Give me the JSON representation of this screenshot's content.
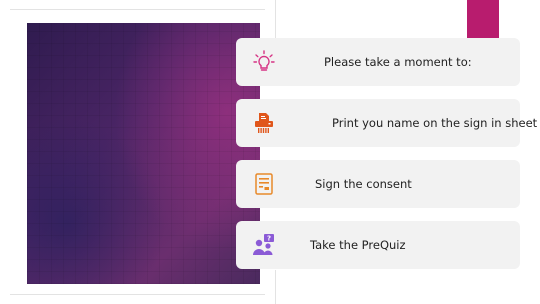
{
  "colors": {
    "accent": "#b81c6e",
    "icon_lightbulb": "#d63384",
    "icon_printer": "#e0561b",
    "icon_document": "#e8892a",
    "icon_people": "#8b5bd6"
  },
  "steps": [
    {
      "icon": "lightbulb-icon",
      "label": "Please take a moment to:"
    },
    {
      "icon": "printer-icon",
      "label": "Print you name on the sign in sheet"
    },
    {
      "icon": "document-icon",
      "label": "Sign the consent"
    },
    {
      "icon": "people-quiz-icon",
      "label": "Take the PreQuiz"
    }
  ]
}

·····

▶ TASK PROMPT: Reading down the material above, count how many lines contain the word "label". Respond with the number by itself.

▶ ANSWER SPACE: 4